High Road Standards ensure that green projects, like citywide energy efficiency upgrades and water infrastructure repair—create real opportunities for the people who need them most.
This is a step-by-step guide for businesses and agencies that want to adopt High Road Agreements. Our brief lays out the best practices we’ve distilled from working on green development projects across the country. Our hope is that more and more communities will adopt High Road strategies—and maximize the unmatched opportunity we have to build the middle class and create a healthier, more prosperous and equitable America.
Authors: Green For All
Albert Horsley's future seemed bleak and directionless. A resident of Portland, he spent his early twenties drifting in and out of homelessness. Many nights, he slept under a bridge. Community college classes didn't pan out. Stints in low-wage jobs didn't last.Read more
In Portland, Oregon Green For All has been helping implement Recovery Act-funded programs that create high-quality jobs for people who really need them. With a clear-eyed commitment to high-road outcomes Portland has leveraged the collective expertise of its community to produce results.
The City has just completed a 500-home energy efficiency pilot and is leading the launch of a state-wide effort to upgrade 6,000 homes over the next three years. The pilot program used $1.1 million of Energy Efficiency and Conservation Block Grant (EECBG) formula funds to seed a revolving loan fund for home energy remodels. The loan fund leveraged additional public and private investment to spur nearly $7 million in private homeowner investment.
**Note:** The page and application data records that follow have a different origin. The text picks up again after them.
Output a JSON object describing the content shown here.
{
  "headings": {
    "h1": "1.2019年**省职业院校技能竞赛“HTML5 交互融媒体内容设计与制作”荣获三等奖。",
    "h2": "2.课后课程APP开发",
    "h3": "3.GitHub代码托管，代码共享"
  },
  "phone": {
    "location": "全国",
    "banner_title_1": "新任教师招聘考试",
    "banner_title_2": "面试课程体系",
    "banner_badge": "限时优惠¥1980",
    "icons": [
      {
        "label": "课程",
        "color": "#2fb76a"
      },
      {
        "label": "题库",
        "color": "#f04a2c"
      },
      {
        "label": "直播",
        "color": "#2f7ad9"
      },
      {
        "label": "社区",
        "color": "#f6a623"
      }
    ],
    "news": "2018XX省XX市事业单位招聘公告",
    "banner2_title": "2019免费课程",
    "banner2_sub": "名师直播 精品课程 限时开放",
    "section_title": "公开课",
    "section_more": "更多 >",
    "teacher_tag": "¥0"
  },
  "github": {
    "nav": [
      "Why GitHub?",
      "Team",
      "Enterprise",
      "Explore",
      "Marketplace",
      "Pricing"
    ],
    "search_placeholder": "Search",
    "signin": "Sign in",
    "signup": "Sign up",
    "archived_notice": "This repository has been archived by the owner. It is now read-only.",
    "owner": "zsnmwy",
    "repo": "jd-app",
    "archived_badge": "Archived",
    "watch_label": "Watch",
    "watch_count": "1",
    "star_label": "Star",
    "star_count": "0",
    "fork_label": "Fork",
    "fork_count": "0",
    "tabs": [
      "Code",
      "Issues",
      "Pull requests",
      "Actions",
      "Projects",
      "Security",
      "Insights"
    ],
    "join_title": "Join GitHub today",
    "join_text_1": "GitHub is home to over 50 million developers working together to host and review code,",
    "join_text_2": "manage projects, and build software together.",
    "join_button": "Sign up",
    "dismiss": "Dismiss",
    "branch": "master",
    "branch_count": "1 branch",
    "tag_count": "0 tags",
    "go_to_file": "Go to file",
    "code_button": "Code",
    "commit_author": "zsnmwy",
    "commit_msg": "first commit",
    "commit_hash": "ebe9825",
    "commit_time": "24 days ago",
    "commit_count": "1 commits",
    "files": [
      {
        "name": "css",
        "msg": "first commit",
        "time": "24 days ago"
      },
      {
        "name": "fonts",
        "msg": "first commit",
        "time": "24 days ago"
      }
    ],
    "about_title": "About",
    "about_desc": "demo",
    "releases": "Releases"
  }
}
This brief report highlights the impact of that investment in terms of high-quality job creation, equitable hiring, inclusive business opportunities, standardized training, and energy conservation.
Authors: Shamar Bibbins, Administrative Assistant, and Jeremy Hays, Director of Special Projects
Seattle just took a major step forward in creating a strong and fair green economy locally. Yesterday, the City Council adopted the "Community High Road Agreement for Residential Retrofit Projects," which will lead to the creation of thousands of high-quality, family-supporting jobs for qualified, historically underrepresented contractors and workers in the clean-energy economy.Read more
The City of Seattle is developing a program for weatherization of the city’s single family homes, using federal stimulus dollars to support local efforts. The key elements of the residential program include subsidized home energy performance audits and a revolving loan program to finance retrofit work. The Seattle Neighborhood WEB (Weatherize Every Building) Initiative will save energy, reduce carbon emissions, and create green jobs and training opportunities.